A picture may be worth a thousand words, but that doesn’t mean it’s memorable.
So what exactly makes one image more memorable than another? Researchers at MIT drew on the collective knowledge of the masses to identify memorable photos, and they’ve incorporated their findings into an algorithm that predicts a photo’s memorability as accurately as humans.
Based on their findings, a “selfie” snapped by the beach is far more memorable than a photo capturing the majesty of Yosemite’s Half Dome.
To build their algorithm, researchers relied on the crowdsourcing muscle of Amazon’s Mechanical Turk. Human participants viewed a series of 35 to 150 images and were told to identify the photo that was repeated in a given set. Correctly identified duplicates were deemed more memorable.
Researchers used results from human trials to assign memorability scores to 60,000 images, and then fed them into their algorithm. They borrowed their computing technique from a field of artificial intelligence called deep-learning, which allows computers to utilize artificial neural networks to analyze mountains of data and discover patterns all on their own. It’s how Facebook recognizes your friends’ smiles in photos and suggests you tag them.

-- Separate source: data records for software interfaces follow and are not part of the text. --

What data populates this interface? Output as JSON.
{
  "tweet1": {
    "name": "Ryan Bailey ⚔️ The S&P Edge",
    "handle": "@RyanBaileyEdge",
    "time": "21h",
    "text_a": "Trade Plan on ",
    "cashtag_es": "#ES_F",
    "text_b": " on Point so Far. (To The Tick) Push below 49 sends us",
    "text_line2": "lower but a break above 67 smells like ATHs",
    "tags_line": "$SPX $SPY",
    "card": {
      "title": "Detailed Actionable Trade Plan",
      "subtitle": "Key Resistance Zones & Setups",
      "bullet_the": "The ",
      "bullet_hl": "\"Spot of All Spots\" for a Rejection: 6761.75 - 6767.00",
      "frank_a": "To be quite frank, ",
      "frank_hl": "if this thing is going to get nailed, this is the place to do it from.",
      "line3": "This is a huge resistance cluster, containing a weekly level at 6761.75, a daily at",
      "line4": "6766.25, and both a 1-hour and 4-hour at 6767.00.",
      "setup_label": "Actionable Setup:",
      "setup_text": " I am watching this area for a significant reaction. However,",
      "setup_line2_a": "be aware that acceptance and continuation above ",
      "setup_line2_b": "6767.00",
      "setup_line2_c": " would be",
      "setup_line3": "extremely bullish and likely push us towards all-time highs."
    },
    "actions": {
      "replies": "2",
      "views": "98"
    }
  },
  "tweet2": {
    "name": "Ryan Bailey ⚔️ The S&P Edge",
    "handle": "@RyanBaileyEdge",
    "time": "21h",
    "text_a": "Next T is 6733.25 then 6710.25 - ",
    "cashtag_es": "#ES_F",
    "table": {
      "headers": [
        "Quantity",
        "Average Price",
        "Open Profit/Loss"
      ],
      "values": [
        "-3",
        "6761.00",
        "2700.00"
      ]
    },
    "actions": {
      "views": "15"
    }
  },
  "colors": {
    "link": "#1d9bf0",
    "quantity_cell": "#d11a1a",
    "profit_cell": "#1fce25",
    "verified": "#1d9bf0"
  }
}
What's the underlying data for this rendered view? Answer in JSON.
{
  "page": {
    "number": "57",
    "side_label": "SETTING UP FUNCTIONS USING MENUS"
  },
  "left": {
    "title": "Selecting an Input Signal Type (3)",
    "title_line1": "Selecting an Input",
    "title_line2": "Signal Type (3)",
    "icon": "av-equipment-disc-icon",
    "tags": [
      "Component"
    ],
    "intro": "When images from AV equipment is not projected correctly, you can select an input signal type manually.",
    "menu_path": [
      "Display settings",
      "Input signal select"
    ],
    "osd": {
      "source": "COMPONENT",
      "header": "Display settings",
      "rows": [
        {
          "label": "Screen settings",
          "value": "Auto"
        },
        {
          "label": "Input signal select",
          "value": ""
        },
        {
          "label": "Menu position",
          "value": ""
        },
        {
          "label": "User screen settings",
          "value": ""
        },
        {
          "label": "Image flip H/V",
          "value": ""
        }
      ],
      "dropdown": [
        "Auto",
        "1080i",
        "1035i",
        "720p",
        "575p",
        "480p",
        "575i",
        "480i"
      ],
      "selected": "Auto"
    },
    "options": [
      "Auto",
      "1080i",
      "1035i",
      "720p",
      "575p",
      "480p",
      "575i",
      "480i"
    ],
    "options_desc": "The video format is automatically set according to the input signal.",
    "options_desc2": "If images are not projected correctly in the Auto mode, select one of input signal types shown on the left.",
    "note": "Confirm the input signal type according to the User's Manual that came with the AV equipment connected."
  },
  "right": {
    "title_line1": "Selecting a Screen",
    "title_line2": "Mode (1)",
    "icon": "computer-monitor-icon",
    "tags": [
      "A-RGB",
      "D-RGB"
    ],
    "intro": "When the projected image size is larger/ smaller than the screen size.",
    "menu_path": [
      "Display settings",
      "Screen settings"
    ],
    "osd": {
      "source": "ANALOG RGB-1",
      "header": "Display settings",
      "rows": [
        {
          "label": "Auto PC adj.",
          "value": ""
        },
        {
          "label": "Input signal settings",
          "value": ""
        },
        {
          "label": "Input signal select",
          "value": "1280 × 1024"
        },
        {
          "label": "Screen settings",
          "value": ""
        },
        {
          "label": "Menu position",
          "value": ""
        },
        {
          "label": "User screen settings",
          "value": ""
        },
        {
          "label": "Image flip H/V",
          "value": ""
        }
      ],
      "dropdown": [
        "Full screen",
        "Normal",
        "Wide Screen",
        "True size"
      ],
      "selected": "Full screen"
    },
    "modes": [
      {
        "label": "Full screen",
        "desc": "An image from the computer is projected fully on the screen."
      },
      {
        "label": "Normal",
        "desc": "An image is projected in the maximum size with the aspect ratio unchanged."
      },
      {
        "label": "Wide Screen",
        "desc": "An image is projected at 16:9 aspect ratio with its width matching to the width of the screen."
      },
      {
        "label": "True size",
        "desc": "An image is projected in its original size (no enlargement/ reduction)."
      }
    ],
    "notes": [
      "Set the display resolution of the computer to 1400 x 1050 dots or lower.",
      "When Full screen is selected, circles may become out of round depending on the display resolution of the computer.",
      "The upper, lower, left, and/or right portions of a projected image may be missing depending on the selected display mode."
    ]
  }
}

As a demonstration of their algorithm’s prowess, researchers told it to predict how memorable a group of people would find a never-before-seen image. The algorithm predicted its memorability score within a few percentage points of humans. The computer, in other words, simulated the capabilities of human visual memory. The published their findings in a paper that’s available on the LaMem Dataset website. You can also put researchers’ algorithm to the test online and upload photos from your collection to see if you’re a memory-making photographer.
As the algorithm does its work, it builds a heat map over images to highlight the more memorable or forgettable elements of each photo. Memorable images tended to have specific focal points — a face or an object — and were often counterintuitive or just plain odd. A tentacle-like couch, a snowboarder in a sumo wrestling outfit and a man with an orange juice mustache ranked among the highest in memorability.
Landscapes, cityscapes and photos of your house were most forgettable. Interestingly, images of angry and fearful faces were far more memorable than pictures of awe or contentment, which gels with past research that indicates our brains evolved to remember negative stimuli for self-preservation. Remembering the colors of a deadly snake, for example, is far more important than remembering a scenic view during a hike.
The algorithm isn’t perfect, however. Some images seared into our collective consciousness aren’t all that memorable based on the algorithm’s correlations. Although the model is good at catching memorable visual elements, it can’t grasp the historical context that makes some images iconic.
Sure, there are some wrinkles, but researchers are already planning to spin their model off into an app that subtlety tweaks images to make them more memorable — a potential plus for advertisers. Their findings could also help enhance visual materials in the classroom to help students remember their lessons.